Let me give you an example. One question I get a lot from those resistant to Agile is, "Why should I give up Waterfall?" or "Waterfall's always worked for me; why should I stop?" A slightly more open-minded derivative to this question is, "Why should I try Agile?" If we were to take the Kaizen approach and recognize that perfection is unattainable but improvement is always possible, we would ask, "Why should I continue using Waterfall?" or "What other approaches could I use to deliver quality and value to my customers?"

The Kaizen Question doesn't ask how well the current approach is working because there is an inherent understanding that it could be better. It focuses only on the alternatives to what is currently being done. This type of question is crucial for those adopting Agile to ask themselves as they transition. Otherwise, they risk simply moving from a poor status quo to a better status quo.

If you move to Scrum because you asked yourself, "Why should I try Scrum?" then you are more likely to stick with Scrum and never try something new than if you'd started your journey by asking, "Why should I stick with what I'm currently using?" Do you see the distinction?

I would hope that those who try Scrum eventually adopt a Kaizen mindset and continue to evolve regardless of what question originally got them there. Unfortunately, I have seen too many teams move to Scrum, settle in, and fight against later suggestions of Kanban, DevOps, and other emerging practices and processes.
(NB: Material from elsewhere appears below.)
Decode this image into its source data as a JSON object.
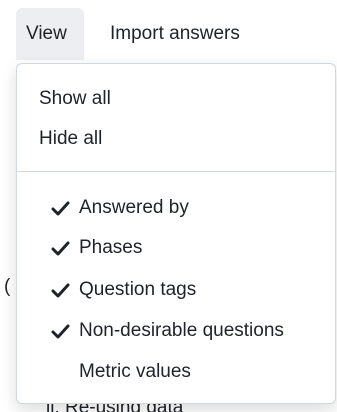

The way I see it, any status quo is a bad status quo and should, therefore, always be challenged. What do you think?

No comments: